I’m not going to candy coat it; Jamie Godard (Marcia Forbes) is all shades of fucked up. She’s a relative simpleton that masturbates on the regular with the stuffed animals her absentee father sends her (even though she’s a grown-ass woman)… and she calls out “Daddy” as she does it!
Soon she finds herself married to her co-worker, though she can’t “consummate” the deal due to them pesky issues mentioned up yonder… and before you can say “oh, fuck no” she finds herself balls deep in the world of prostitution thanks to aging whore Pearl (Evelyn Kingsley) who was a favorite of her horny pops. Needless to say, things go south in more ways than one…

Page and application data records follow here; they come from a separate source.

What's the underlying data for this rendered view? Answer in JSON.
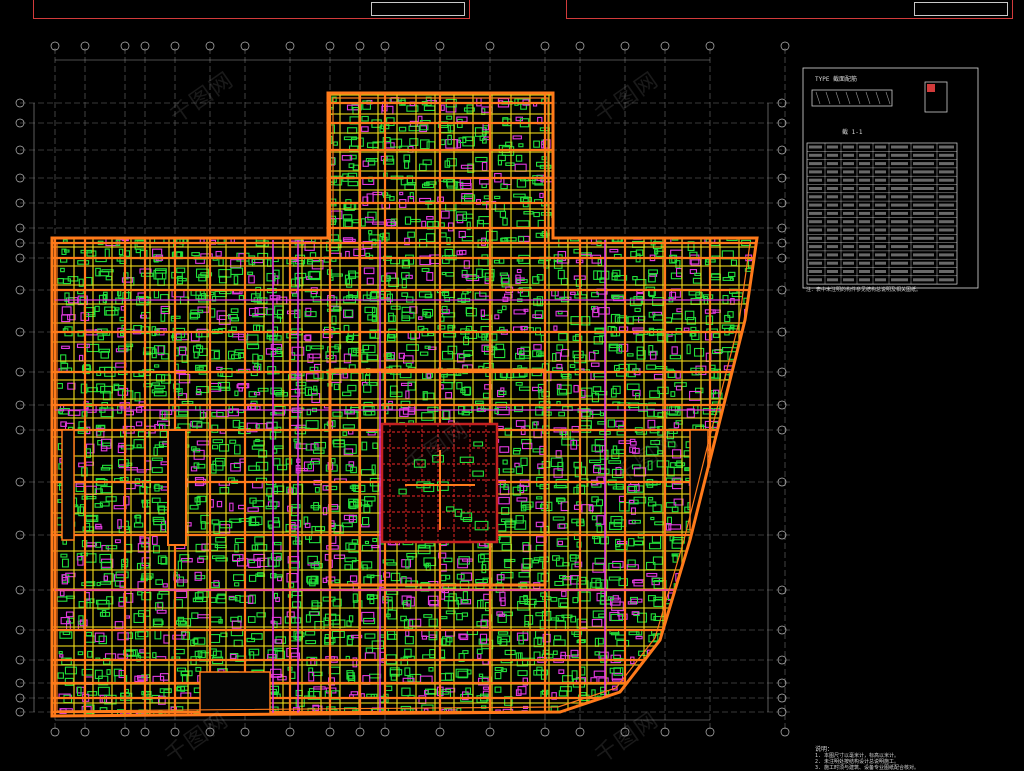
{
  "drawing": {
    "kind": "CAD structural floor framing plan",
    "colors": {
      "background": "#000000",
      "axis_line": "#6e6e6e",
      "boundary": "#ff7a1a",
      "beam": "#e8d21a",
      "rebar_green": "#22e03a",
      "rebar_magenta": "#e23ae0",
      "core": "#c42020",
      "frame": "#d23b3b",
      "table_line": "#dcdcdc"
    },
    "grid": {
      "vertical_count": 27,
      "horizontal_count": 22
    }
  },
  "side_panel": {
    "detail_title": "TYPE  截面配筋",
    "detail_label": "截 1-1",
    "table_rows": 17,
    "table_cols": 8,
    "note": "注：表中未注明的构件参见结构总说明及相关图纸。"
  },
  "bottom_notes": {
    "heading": "说明：",
    "lines": [
      "1. 本图尺寸以毫米计，标高以米计。",
      "2. 未注明处按结构设计总说明施工。",
      "3. 施工时须与建筑、设备专业图纸配合核对。"
    ]
  },
  "watermark": {
    "text": "千图网"
  }
}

Comprised of unlikable or unsympathetic characters, garish fashions, and not nearly as much titillation as one would expect from a picture like this; Toys Are Not For Children is not your average exploitation picture. Jamie and her mother (Fran Warren) seem to be in permanent state of PTSD from the sexed up antics of Philip Godard (Peter Lightstone); and nearly every other character is either a pervert, pimp, or hooker… this is a rather dark world (in defiance of the tacky, garish fashions and decor on display), but goddamn if it isn’t a fascinating watch.
Adding to the experience are the performances of Forbes and Kingsley, both go through some rather strong arcs, and are strong actors who bring a lot more chops than one would find in the average 42nd St. sex picture, and a downright powerful climax.

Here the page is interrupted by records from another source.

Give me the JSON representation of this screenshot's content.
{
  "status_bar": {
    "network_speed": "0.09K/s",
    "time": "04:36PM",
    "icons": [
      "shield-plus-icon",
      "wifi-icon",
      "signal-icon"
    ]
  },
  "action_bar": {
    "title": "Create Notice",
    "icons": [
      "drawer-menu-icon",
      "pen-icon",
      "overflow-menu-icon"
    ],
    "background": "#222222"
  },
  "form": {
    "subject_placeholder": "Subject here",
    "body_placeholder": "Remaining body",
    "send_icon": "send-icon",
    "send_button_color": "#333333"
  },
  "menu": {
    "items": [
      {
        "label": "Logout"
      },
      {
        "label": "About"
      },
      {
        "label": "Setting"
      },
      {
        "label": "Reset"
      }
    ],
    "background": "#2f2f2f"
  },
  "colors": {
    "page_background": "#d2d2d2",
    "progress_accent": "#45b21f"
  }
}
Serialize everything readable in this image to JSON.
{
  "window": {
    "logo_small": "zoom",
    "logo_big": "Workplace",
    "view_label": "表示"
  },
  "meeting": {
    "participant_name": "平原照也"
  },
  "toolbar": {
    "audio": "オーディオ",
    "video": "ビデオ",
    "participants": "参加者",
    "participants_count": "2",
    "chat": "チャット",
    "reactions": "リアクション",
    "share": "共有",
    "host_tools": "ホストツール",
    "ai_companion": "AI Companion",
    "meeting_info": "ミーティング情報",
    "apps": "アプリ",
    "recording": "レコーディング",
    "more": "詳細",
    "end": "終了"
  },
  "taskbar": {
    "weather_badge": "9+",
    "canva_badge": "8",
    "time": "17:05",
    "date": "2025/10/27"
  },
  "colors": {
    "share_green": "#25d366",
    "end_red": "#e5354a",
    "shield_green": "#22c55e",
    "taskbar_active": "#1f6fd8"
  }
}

Along with all you see above, Arrow Video have also included quite a few extras to accompany the main event. Included are a look at the career of the film’s director, Stanley H. Brasloff, courtesy of author Stephen Thrower, a video essay linking feminine sexuality and toys from Alexandra Heller-Nicholas, the film’s easy-listenin’ theme song presented in it’s entirety, and yet another informative, highly listenable audio commentary from authors Kat Ellinger and Heather Drain. Additionally this edition features a reversible sleeve featuring psychotronic artwork by The Twins of Evil, as well as a collector’s booklet featuring new writing on the film by journalist Preston Fassel.

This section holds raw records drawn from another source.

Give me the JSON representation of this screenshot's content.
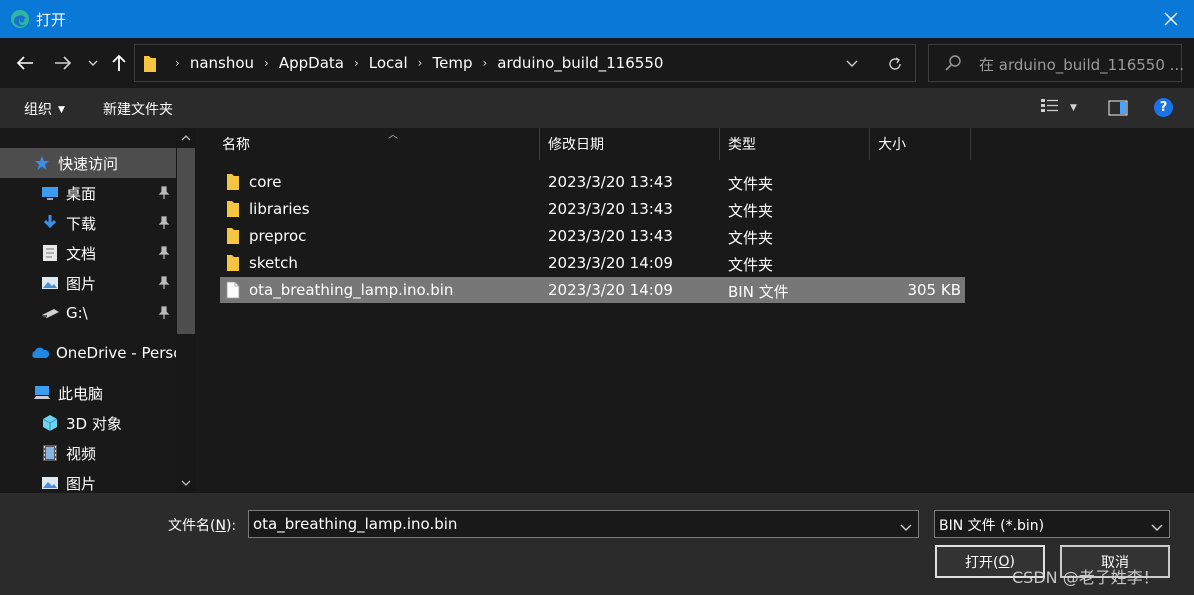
{
  "window": {
    "title": "打开",
    "title_bar_color": "#0a78d6",
    "app_icon": "edge-browser-icon",
    "close_icon": "close-icon"
  },
  "nav": {
    "back_icon": "arrow-left-icon",
    "forward_icon": "arrow-right-icon",
    "recent_icon": "chevron-down-icon",
    "up_icon": "arrow-up-icon"
  },
  "address": {
    "breadcrumbs": [
      "nanshou",
      "AppData",
      "Local",
      "Temp",
      "arduino_build_116550"
    ],
    "separator": "›",
    "refresh_icon": "refresh-icon"
  },
  "search": {
    "placeholder": "在 arduino_build_116550 ..."
  },
  "toolbar": {
    "organize_label": "组织",
    "new_folder_label": "新建文件夹",
    "help_label": "?"
  },
  "sidebar": {
    "items": [
      {
        "label": "快速访问",
        "icon": "star-icon",
        "selected": true,
        "pinned": false
      },
      {
        "label": "桌面",
        "icon": "desktop-icon",
        "selected": false,
        "pinned": true
      },
      {
        "label": "下载",
        "icon": "download-icon",
        "selected": false,
        "pinned": true
      },
      {
        "label": "文档",
        "icon": "document-icon",
        "selected": false,
        "pinned": true
      },
      {
        "label": "图片",
        "icon": "picture-icon",
        "selected": false,
        "pinned": true
      },
      {
        "label": "G:\\",
        "icon": "drive-icon",
        "selected": false,
        "pinned": true
      },
      {
        "label": "OneDrive - Persc",
        "icon": "cloud-icon",
        "selected": false,
        "pinned": false
      },
      {
        "label": "此电脑",
        "icon": "computer-icon",
        "selected": false,
        "pinned": false
      },
      {
        "label": "3D 对象",
        "icon": "cube-icon",
        "selected": false,
        "pinned": false
      },
      {
        "label": "视频",
        "icon": "video-icon",
        "selected": false,
        "pinned": false
      },
      {
        "label": "图片",
        "icon": "picture-icon",
        "selected": false,
        "pinned": false
      }
    ]
  },
  "table": {
    "columns": [
      "名称",
      "修改日期",
      "类型",
      "大小"
    ],
    "rows": [
      {
        "name": "core",
        "date": "2023/3/20 13:43",
        "type": "文件夹",
        "size": "",
        "kind": "folder"
      },
      {
        "name": "libraries",
        "date": "2023/3/20 13:43",
        "type": "文件夹",
        "size": "",
        "kind": "folder"
      },
      {
        "name": "preproc",
        "date": "2023/3/20 13:43",
        "type": "文件夹",
        "size": "",
        "kind": "folder"
      },
      {
        "name": "sketch",
        "date": "2023/3/20 14:09",
        "type": "文件夹",
        "size": "",
        "kind": "folder"
      },
      {
        "name": "ota_breathing_lamp.ino.bin",
        "date": "2023/3/20 14:09",
        "type": "BIN 文件",
        "size": "305 KB",
        "kind": "file",
        "selected": true
      }
    ]
  },
  "footer": {
    "filename_label_pre": "文件名(",
    "filename_label_key": "N",
    "filename_label_post": "):",
    "filename_value": "ota_breathing_lamp.ino.bin",
    "filetype_value": "BIN 文件 (*.bin)",
    "open_pre": "打开(",
    "open_key": "O",
    "open_post": ")",
    "cancel_label": "取消",
    "watermark": "CSDN @老子姓李！"
  }
}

If you are in the mood for some pitch black exploitation gold, I urge you to set your sights on Toys Are Not For Children; it’s well acted, surprising, and sleazy… not a bad combo, wouldn’t ya say cats n’ creeps?